Colombian Government Signs Decree Recognizing the Ancestral Territory of the Indigenous Communities of the Sierra Nevada de Santa Marta

Posted in

Black Line, Sierra Nevada de Santa Marta

On August 6, Colombian President Juan Manuel Santos signed a decree that recognizes the ancestral territory of the indigenous communities of the Sierra Nevada de Santa Marta (SNSM), as defined by the sacred sites of the Linea Negra (Black Line), a ring of sacred sites around the base of the SNSM that forms the boundary of the ancestral territory of the region’s four indigenous groups: Kogui, Arhuaco, Wiwa, and Kankumano.

Notably, the decree recognizes this territory as an interconnected and living being whose various natural elements (water, forest, animals) now have rights protected under law.

The decree also strengthens the internal governance capacity of indigenous communities and permits the establishment of special land use zoning that follows traditional values. In addition, the decree defines guidelines for agreements regarding land tenure and development plans between indigenous communities, local governments, and other institutions to foster improved environmental planning and coordination.

For the Kogui, Arhuaco, Wiwa, and Kankumano, the sacred sites located in their ancestral territory, now recognized by this decree, are of paramount spiritual importance. From these sacred sites, they conduct traditional ceremonial activities they consider essential to the preservation of spiritual and ecological balance and the maintenance of their cultures.In 2012, ACT was first able to purchase essential portions of the lands constituting Jaba Tañiwashkaka, one of the most significant Linea Negra sacred sites located along the ocean, and with the help from the national government the land was returned to the Kogui in 2013; subsequent purchases led by ACT have fully consolidated the site.

Since that initial purchase, we have witnessed the phenomenal resurrection of an ecosystem. Since the Kogui took control of the land, they have cleared it of trash and established a small community of families to guard it. Wetlands and mangroves have been restored, the waters are slowly decontaminating, and wildlife is returning. The community has built two temples where people from related indigenous groups can come, in safety, to make offerings to the sea. This restoration inspired our partners and strengthened them in their quest to recover the entire Linea Negra.

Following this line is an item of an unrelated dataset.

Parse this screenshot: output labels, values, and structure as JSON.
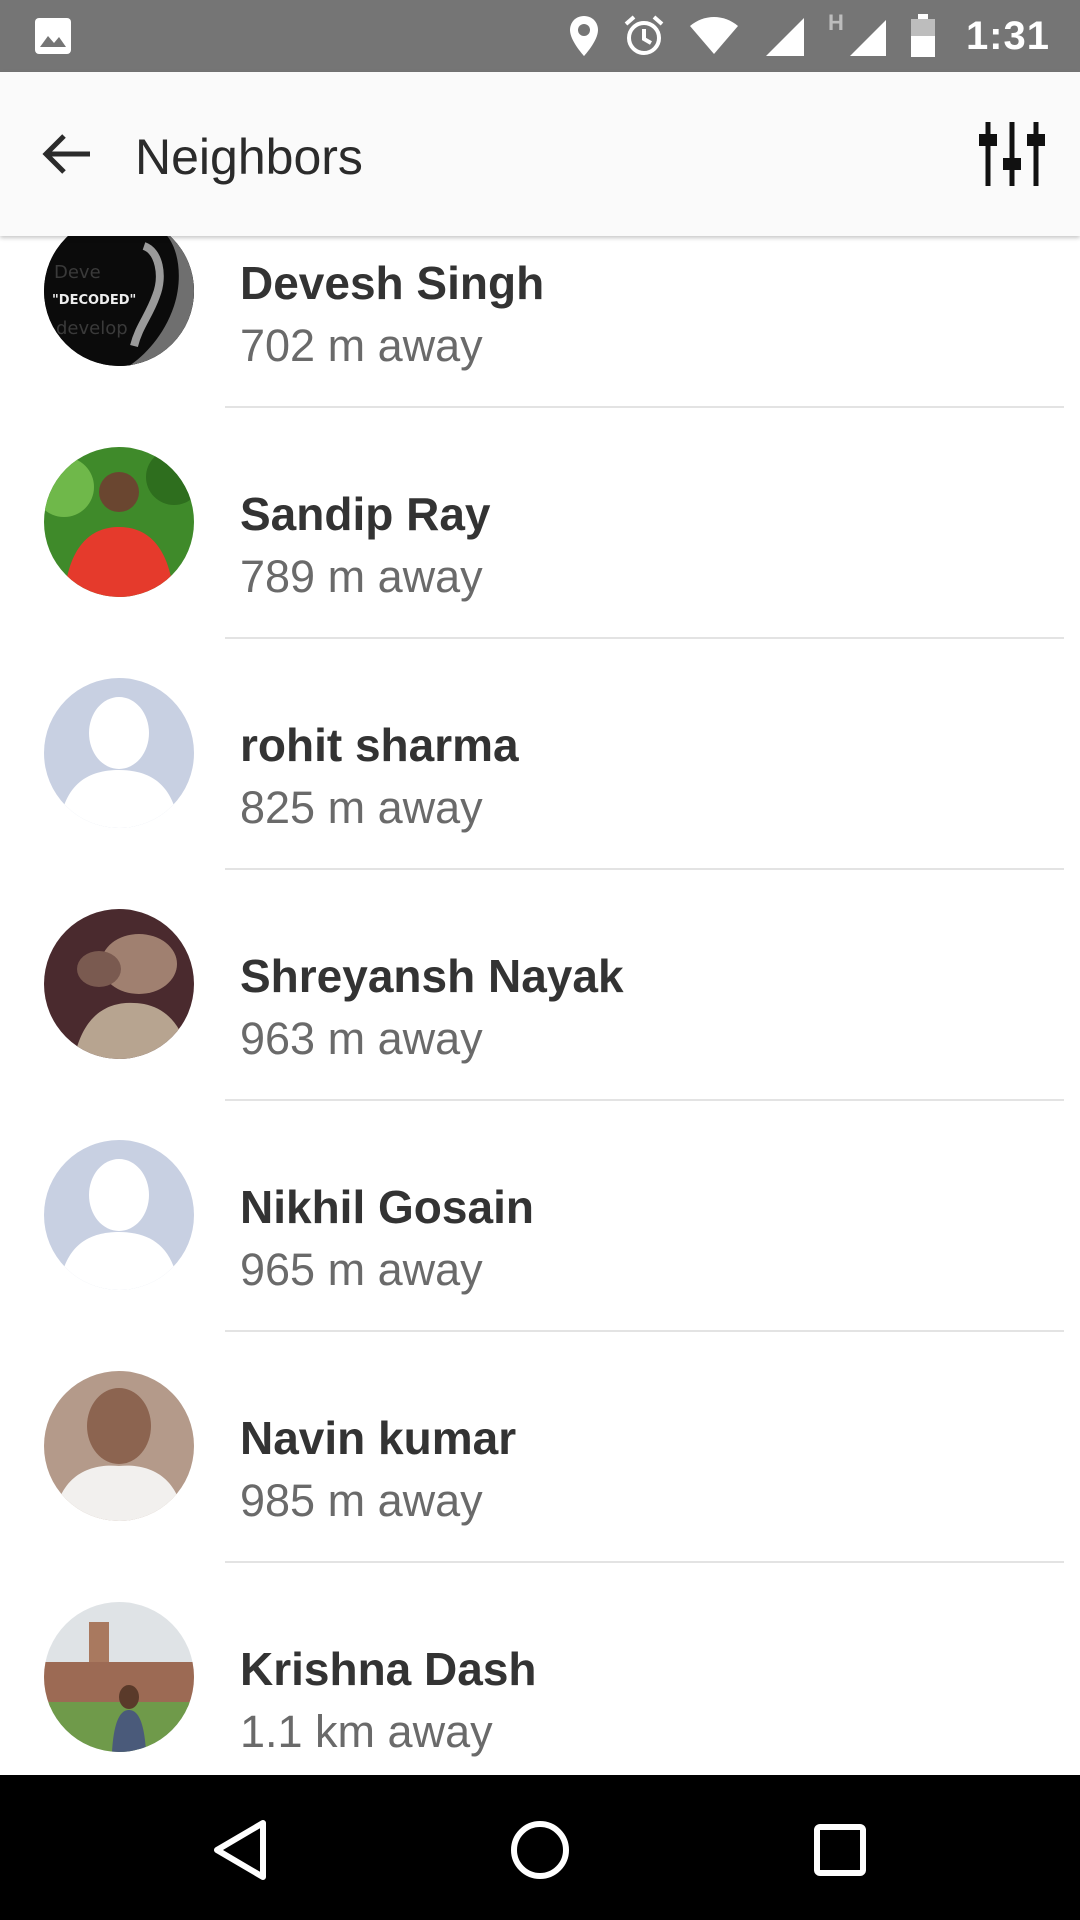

Share this post

Bring awareness to our projects and mission by sharing this post with your friends.

Leave a Comment

This site uses Akismet to reduce spam. Learn how your comment data is processed.